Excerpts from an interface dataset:
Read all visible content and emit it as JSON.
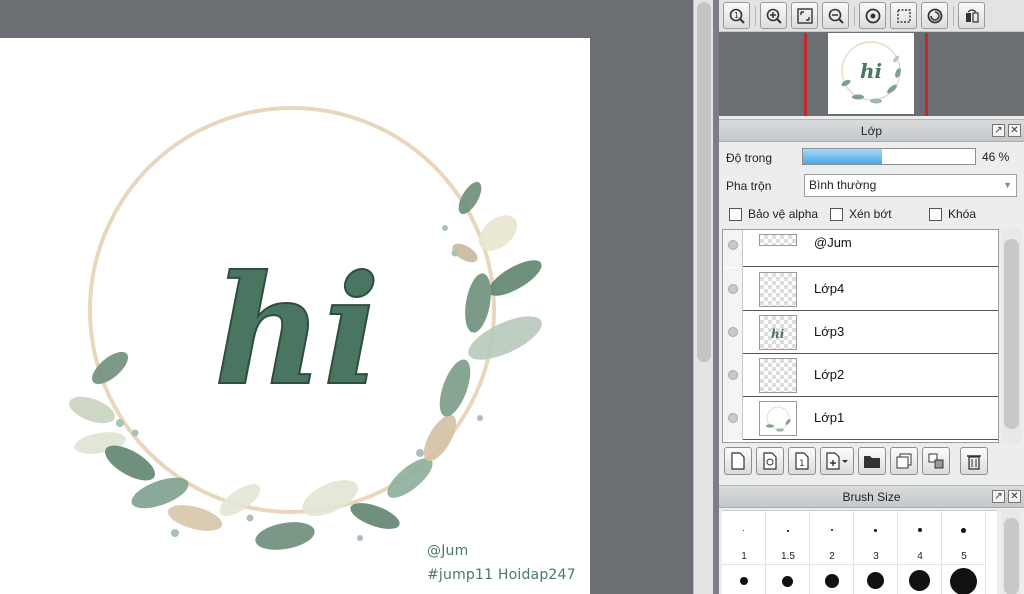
{
  "canvas": {
    "artwork_text": "hi",
    "signature_line1": "@Jum",
    "signature_line2": "#jump11 Hoidap247"
  },
  "navigator_toolbar": {
    "icons": [
      "zoom-actual-icon",
      "zoom-in-icon",
      "fit-window-icon",
      "zoom-out-icon",
      "rotate-left-icon",
      "fit-canvas-icon",
      "rotate-right-icon",
      "flip-icon"
    ]
  },
  "layer_panel": {
    "title": "Lớp",
    "opacity_label": "Độ trong",
    "opacity_value": 46,
    "opacity_text": "46 %",
    "blend_label": "Pha trộn",
    "blend_value": "Bình thường",
    "checkboxes": [
      {
        "label": "Bảo vệ alpha",
        "checked": false
      },
      {
        "label": "Xén bớt",
        "checked": false
      },
      {
        "label": "Khóa",
        "checked": false
      }
    ],
    "layers": [
      {
        "name": "@Jum"
      },
      {
        "name": "Lớp4"
      },
      {
        "name": "Lớp3"
      },
      {
        "name": "Lớp2"
      },
      {
        "name": "Lớp1"
      }
    ],
    "toolbar_icons": [
      "new-layer-icon",
      "new-layer-copy-icon",
      "one-layer-icon",
      "add-layer-dropdown-icon",
      "folder-icon",
      "duplicate-icon",
      "merge-icon",
      "trash-icon"
    ]
  },
  "brush_panel": {
    "title": "Brush Size",
    "sizes": [
      "1",
      "1.5",
      "2",
      "3",
      "4",
      "5"
    ]
  },
  "colors": {
    "ink": "#3f6b56",
    "leaf_light": "#b8c9b5",
    "hoop": "#e2ccad",
    "accent_red": "#c8262b",
    "opacity_fill": "#4aa8e8"
  }
}
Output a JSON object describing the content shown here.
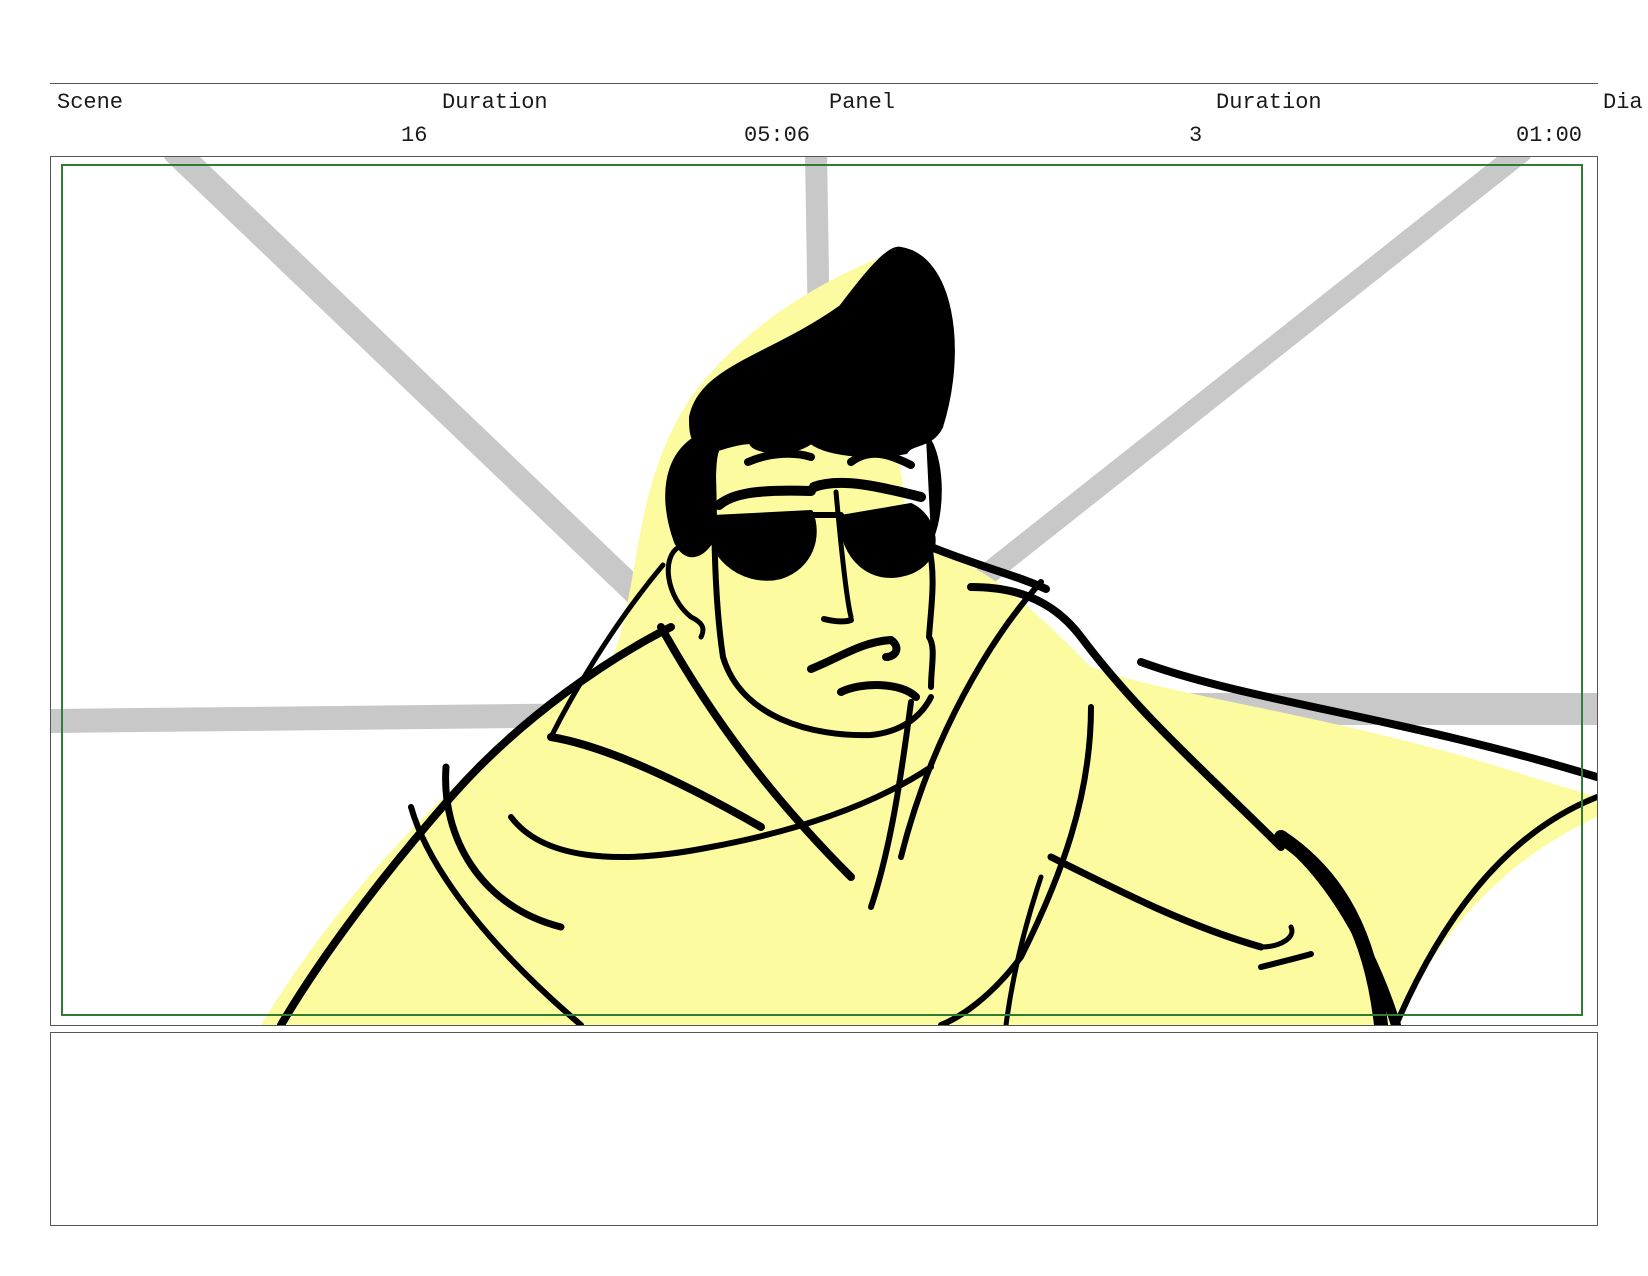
{
  "header": {
    "scene_label": "Scene",
    "scene_duration_label": "Duration",
    "panel_label": "Panel",
    "panel_duration_label": "Duration",
    "dialogue_label": "Dia"
  },
  "values": {
    "scene_number": "16",
    "scene_duration": "05:06",
    "panel_number": "3",
    "panel_duration": "01:00"
  },
  "colors": {
    "safe_frame": "#2e7d32",
    "fill_yellow": "#fdfba0",
    "speed_lines": "#c8c8c8",
    "ink": "#000000"
  },
  "panel": {
    "image": "storyboard-sketch-sunglasses-hero"
  },
  "notes": {
    "text": ""
  }
}
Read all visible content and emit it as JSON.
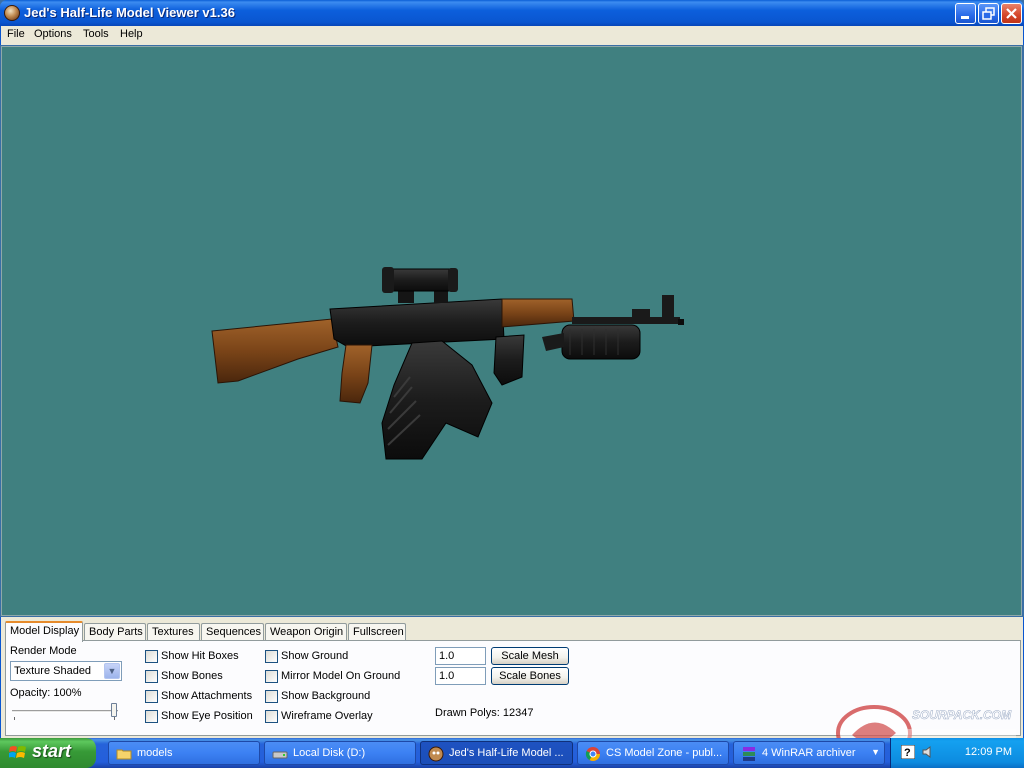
{
  "window": {
    "title": "Jed's Half-Life Model Viewer v1.36"
  },
  "menu": [
    "File",
    "Options",
    "Tools",
    "Help"
  ],
  "tabs": [
    "Model Display",
    "Body Parts",
    "Textures",
    "Sequences",
    "Weapon Origin",
    "Fullscreen"
  ],
  "model_display": {
    "render_mode_label": "Render Mode",
    "render_mode_value": "Texture Shaded",
    "opacity_label": "Opacity: 100%",
    "opacity_value": 1.0,
    "checkboxes_col1": [
      "Show Hit Boxes",
      "Show Bones",
      "Show Attachments",
      "Show Eye Position"
    ],
    "checkboxes_col2": [
      "Show Ground",
      "Mirror Model On Ground",
      "Show Background",
      "Wireframe Overlay"
    ],
    "scale_mesh_value": "1.0",
    "scale_mesh_label": "Scale Mesh",
    "scale_bones_value": "1.0",
    "scale_bones_label": "Scale Bones",
    "drawn_polys": "Drawn Polys: 12347"
  },
  "colors": {
    "viewport_bg": "#408080",
    "titlebar": "#0a56d0",
    "panel_bg": "#ece9d8"
  },
  "taskbar": {
    "start_label": "start",
    "tasks": [
      {
        "label": "models",
        "icon": "folder-icon"
      },
      {
        "label": "Local Disk (D:)",
        "icon": "drive-icon"
      },
      {
        "label": "Jed's Half-Life Model ...",
        "icon": "hl-model-viewer-icon",
        "active": true
      },
      {
        "label": "CS Model Zone - publ...",
        "icon": "chrome-icon"
      },
      {
        "label": "4  WinRAR archiver",
        "icon": "winrar-icon"
      }
    ],
    "clock": "12:09 PM"
  },
  "watermark": {
    "text": "SOURPACK.COM"
  }
}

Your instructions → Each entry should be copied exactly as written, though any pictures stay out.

Result →
Read all visible content and emit it as JSON.
{
  "canvas": {
    "artwork_text": "hi",
    "signature_line1": "@Jum",
    "signature_line2": "#jump11 Hoidap247"
  },
  "navigator_toolbar": {
    "icons": [
      "zoom-actual-icon",
      "zoom-in-icon",
      "fit-window-icon",
      "zoom-out-icon",
      "rotate-left-icon",
      "fit-canvas-icon",
      "rotate-right-icon",
      "flip-icon"
    ]
  },
  "layer_panel": {
    "title": "Lớp",
    "opacity_label": "Độ trong",
    "opacity_value": 46,
    "opacity_text": "46 %",
    "blend_label": "Pha trộn",
    "blend_value": "Bình thường",
    "checkboxes": [
      {
        "label": "Bảo vệ alpha",
        "checked": false
      },
      {
        "label": "Xén bớt",
        "checked": false
      },
      {
        "label": "Khóa",
        "checked": false
      }
    ],
    "layers": [
      {
        "name": "@Jum"
      },
      {
        "name": "Lớp4"
      },
      {
        "name": "Lớp3"
      },
      {
        "name": "Lớp2"
      },
      {
        "name": "Lớp1"
      }
    ],
    "toolbar_icons": [
      "new-layer-icon",
      "new-layer-copy-icon",
      "one-layer-icon",
      "add-layer-dropdown-icon",
      "folder-icon",
      "duplicate-icon",
      "merge-icon",
      "trash-icon"
    ]
  },
  "brush_panel": {
    "title": "Brush Size",
    "sizes": [
      "1",
      "1.5",
      "2",
      "3",
      "4",
      "5"
    ]
  },
  "colors": {
    "ink": "#3f6b56",
    "leaf_light": "#b8c9b5",
    "hoop": "#e2ccad",
    "accent_red": "#c8262b",
    "opacity_fill": "#4aa8e8"
  }
}
Output a JSON object describing the content shown here.
{
  "header": {
    "scene_label": "Scene",
    "scene_duration_label": "Duration",
    "panel_label": "Panel",
    "panel_duration_label": "Duration",
    "dialogue_label": "Dia"
  },
  "values": {
    "scene_number": "16",
    "scene_duration": "05:06",
    "panel_number": "3",
    "panel_duration": "01:00"
  },
  "colors": {
    "safe_frame": "#2e7d32",
    "fill_yellow": "#fdfba0",
    "speed_lines": "#c8c8c8",
    "ink": "#000000"
  },
  "panel": {
    "image": "storyboard-sketch-sunglasses-hero"
  },
  "notes": {
    "text": ""
  }
}
Read all visible content and emit it as JSON.
{
  "window": {
    "title": "Jed's Half-Life Model Viewer v1.36"
  },
  "menu": [
    "File",
    "Options",
    "Tools",
    "Help"
  ],
  "tabs": [
    "Model Display",
    "Body Parts",
    "Textures",
    "Sequences",
    "Weapon Origin",
    "Fullscreen"
  ],
  "model_display": {
    "render_mode_label": "Render Mode",
    "render_mode_value": "Texture Shaded",
    "opacity_label": "Opacity: 100%",
    "opacity_value": 1.0,
    "checkboxes_col1": [
      "Show Hit Boxes",
      "Show Bones",
      "Show Attachments",
      "Show Eye Position"
    ],
    "checkboxes_col2": [
      "Show Ground",
      "Mirror Model On Ground",
      "Show Background",
      "Wireframe Overlay"
    ],
    "scale_mesh_value": "1.0",
    "scale_mesh_label": "Scale Mesh",
    "scale_bones_value": "1.0",
    "scale_bones_label": "Scale Bones",
    "drawn_polys": "Drawn Polys: 12347"
  },
  "colors": {
    "viewport_bg": "#408080",
    "titlebar": "#0a56d0",
    "panel_bg": "#ece9d8"
  },
  "taskbar": {
    "start_label": "start",
    "tasks": [
      {
        "label": "models",
        "icon": "folder-icon"
      },
      {
        "label": "Local Disk (D:)",
        "icon": "drive-icon"
      },
      {
        "label": "Jed's Half-Life Model ...",
        "icon": "hl-model-viewer-icon",
        "active": true
      },
      {
        "label": "CS Model Zone - publ...",
        "icon": "chrome-icon"
      },
      {
        "label": "4  WinRAR archiver",
        "icon": "winrar-icon"
      }
    ],
    "clock": "12:09 PM"
  },
  "watermark": {
    "text": "SOURPACK.COM"
  }
}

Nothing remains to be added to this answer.